A 75-year-old Caucasian man with hypertension, hyperlipidemia, diabetes mellitus II and previous myocardial infarction presents to the cardiovascular medicine clinic for evaluation of stable angina. He is already on maximum doses of long-acting nitrate, ranolazine and a beta-blocker. He continues to have angina and his activity is extremely limited. His heart rate is 52 beats/min and his blood pressure is 95/60 mm Hg. His cardiopulmonary examination is normal. Stress testing with myocardial perfusion imaging is performed and reveals an exercise-induced reversible defect in the inferior wall. The left ventricular ejection fraction is normal. Coronary angiography reveals a long occlusion of the mid right coronary artery that fills via collaterals from the left anterior descending coronary artery. There is no significant disease elsewhere. You consider other options for his management as he is already on maximal medical therapy.
Which of the following statements regarding revascularization options is correct?
The correct answer is: D. According to the COURAGE trial, PCI plus optimal medical therapy was no more effective than optimal medical therapy in preventing mortality or myocardial infarction in patients with stable coronary artery disease (CAD).

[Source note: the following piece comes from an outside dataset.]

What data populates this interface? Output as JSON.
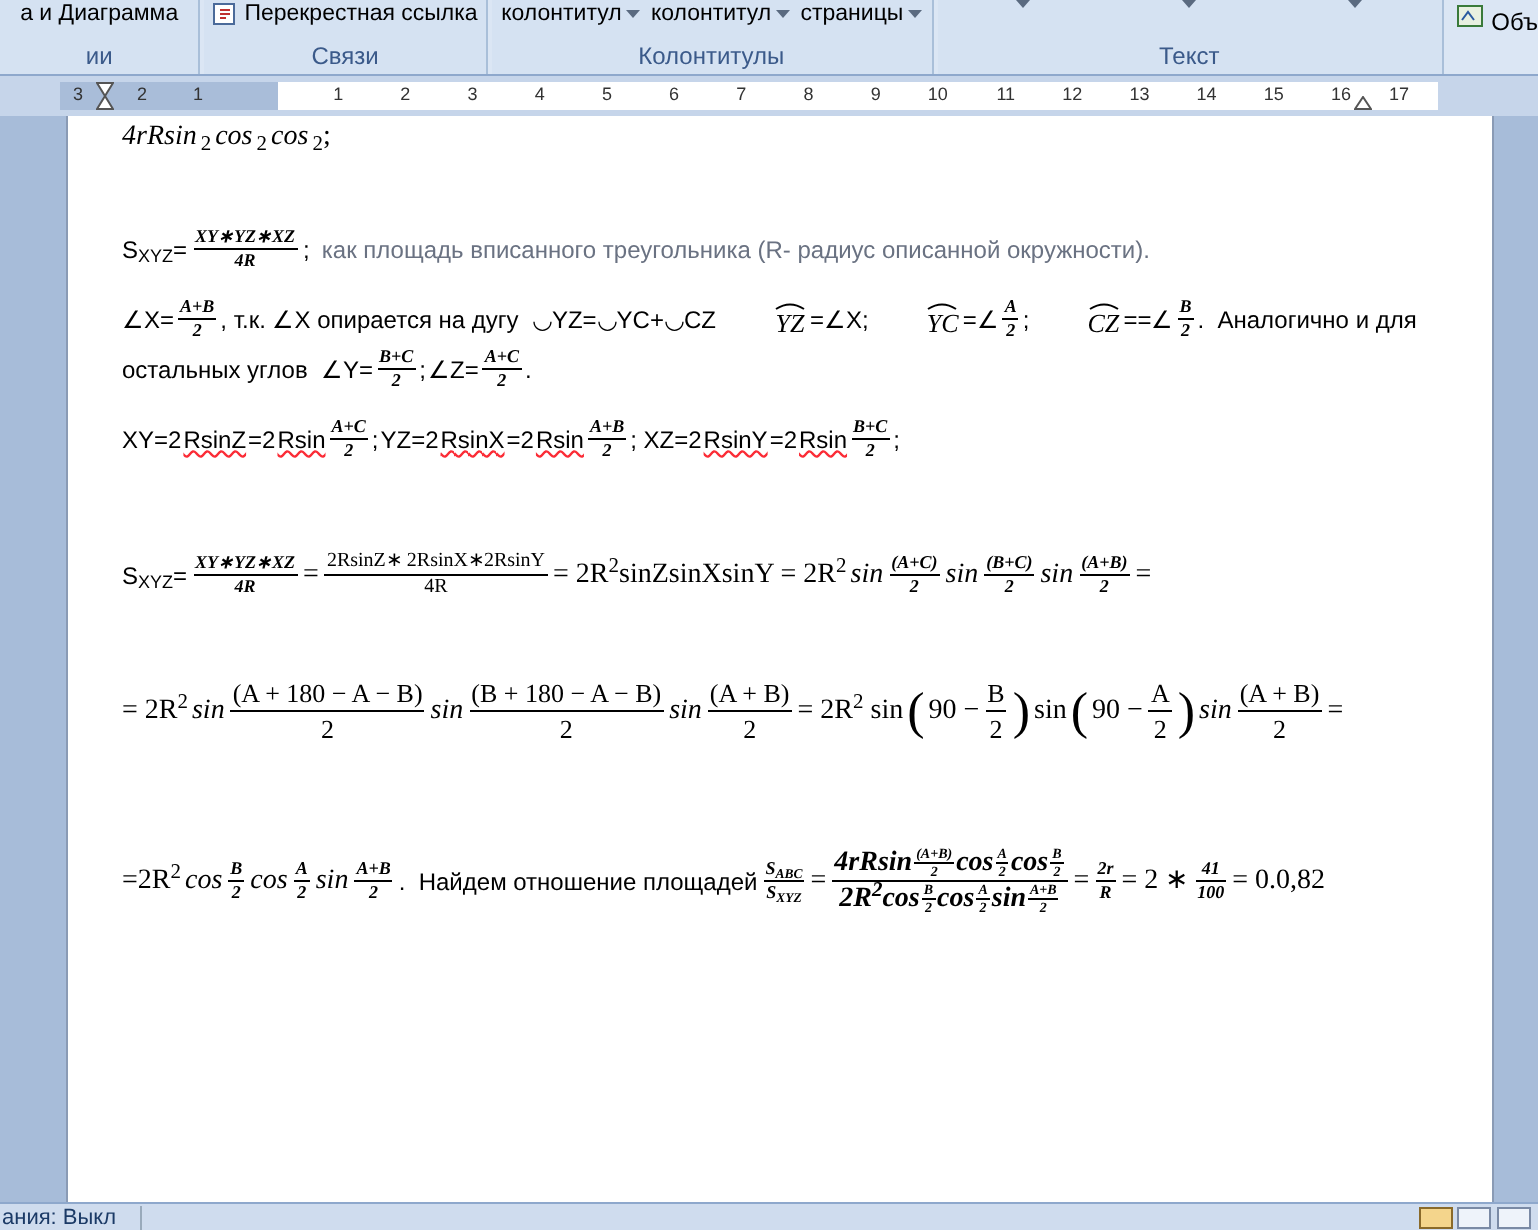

Transmyocardial laser revascularization (TMLR) is based on the use of a high powered carbon dioxide laser that interjects a strong energy pulse into the left ventricle and creates a transmural channel and was once thought to be a modality for managing surgically untreatable CAD. Although the results of several large clinical studies show marked improvements in angina, exercise tolerance and improvement in regional myocardial perfusion, the reported mortality (7-10%) following TMLR is a significant cause for caution. Moreover, study findings have not been uniform in terms of confirming improved myocardial perfusion with thallium scintigraphy and defining major differences in short-term morbidity and mortality; therefore, TMLR has fallen out of favor. There is no benefit in revascularization of an adequately collateralized vessel. Addition of long acting nitrate is appropriate if tolerable. Option D is correct.